(Reuters) - European shares slid on Thursday, with banks the biggest fallers on worries that some of them will have to follow UniCredit and offer deep share price discounts when they recapitalize to shore up ravaged balance sheets.
Euro zone sovereign debt worries also hit sentiment.
Italy's UniCredit fell 17.3 percent, adding to a 14.5 percent fall on Wednesday, when it announced a massive discount on a rights issue.
The STOXX Europe 600 euro zone Banking Index fell 5.8 percent, and Italy's FTSE MIB index was down 3.7 percent.
The FTSEurofirst 300 index of top European shares fell 0.8 percent to close at 1,013.39 points, having hit a five-month high on Tuesday.
On Thursday, London's FTSE 100 closed down 44 points to 5,624, Germany's DAX closed down 16 points to 6,096, and France's CAC 40 closed down 49 points to 3,145.
The fall came despite upbeat jobs data.

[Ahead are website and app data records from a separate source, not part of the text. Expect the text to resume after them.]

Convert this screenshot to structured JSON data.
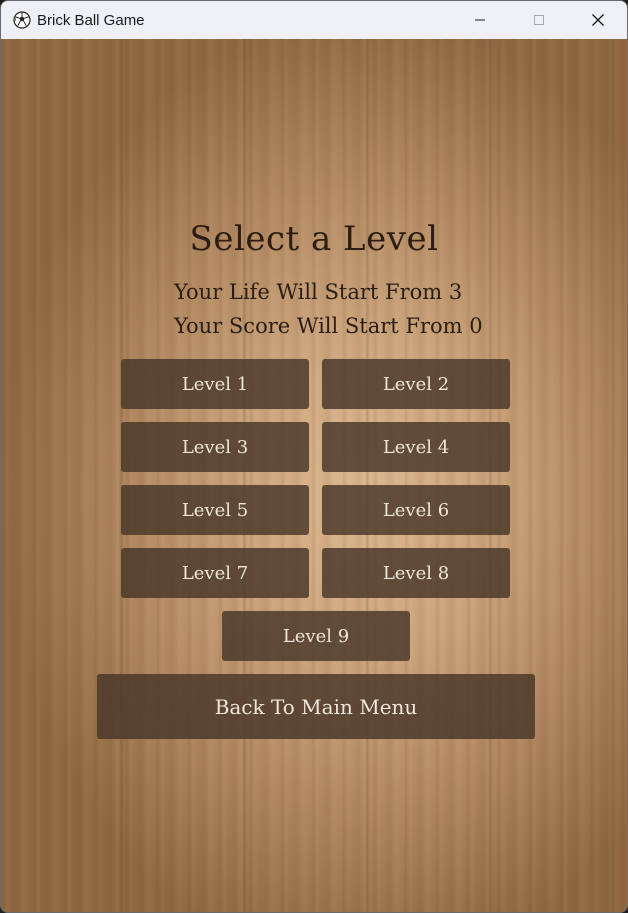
{
  "window": {
    "title": "Brick Ball Game",
    "app_icon": "soccer-ball-icon",
    "controls": [
      "minimize-icon",
      "maximize-icon",
      "close-icon"
    ]
  },
  "screen": {
    "heading": "Select a Level",
    "life_text": "Your Life Will Start From 3",
    "score_text": "Your Score Will Start From 0"
  },
  "levels": [
    {
      "label": "Level 1"
    },
    {
      "label": "Level 2"
    },
    {
      "label": "Level 3"
    },
    {
      "label": "Level 4"
    },
    {
      "label": "Level 5"
    },
    {
      "label": "Level 6"
    },
    {
      "label": "Level 7"
    },
    {
      "label": "Level 8"
    },
    {
      "label": "Level 9"
    }
  ],
  "back_button": {
    "label": "Back To Main Menu"
  },
  "colors": {
    "button_fill": "#4a3828",
    "button_text": "#f1e6d8",
    "heading_text": "#2b1d12",
    "titlebar": "#eef0f6"
  }
}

U.S. private-sector hiring surged in December as employers added 325,000 new workers while claims for jobless benefits fell, raising hope that recent labor market improvement would continue in 2012.
You'd think the UniCredit thing would have been priced in by now....though the market has been looking a touch overbought, said Mike Lenhoff, chief strategist and head of research at Brewin Dolphin Securities, in London.
Hopefully the (U.S. labour) figures aren't a fluke and will be endorsed by a decent set of non-farm payrolls tomorrow. If we get that the markets will pick up and go.
The correlation between the euro and European shares was in evidence on Thursday, as hedge funds and macro funds shunned the shared currency despite solid demand at a French auction of long-dated government bonds. The euro fell 1.3 percent against the dollar and hit its lowest since September 2010.
The scale of euro zone debt was once again in focus. Spain and Italy both face debt auctions next week, and their bond yields rose by 15 to 20 basis points despite the European Central Bank buying bonds in the secondary market.
Spain's equity benchmark IBEX fell 2.9 percent, hit almost as badly as Italy's.
The market is watching the sovereign debt position very closely and any signs that the yields are rising highlights some of the hurdles the euro zone has to overcome over the course of 2012, said Henk Potts, equity strategist at Barclays Wealth.
Some work has to be done by banking institutions in order to improve their capital ratios. There was an element of surprise about the size of the discount UniCredit had to offer and this kind of news affects market sentiment.
Philippe Gijsels, head of research at BNP Paribas Fortis Global Markets said investors should keep their defensive positioning and stick to sectors such as healthcare and food and beverages.
Healthcare stocks outperformed the broader market, with the sector index flat. Food and beverages shares rose 0.4 percent.
Lenhoff remained upbeat on the prospects for equities, ahead of aluminium company Alcoa kicking off the fourth-quarter U.S. reporting season on Monday.
Given the good economic newsflow we've seen you would have thought some of that would be reflected in earnings, he said.
Among individual stocks, struggling phone maker Nokia rose 7.1 percent, on brightening prospects for its much-hyped Windows phone as it prepared to strengthen the hand of new boss Stephen Elop by replacing its old-guard chairman.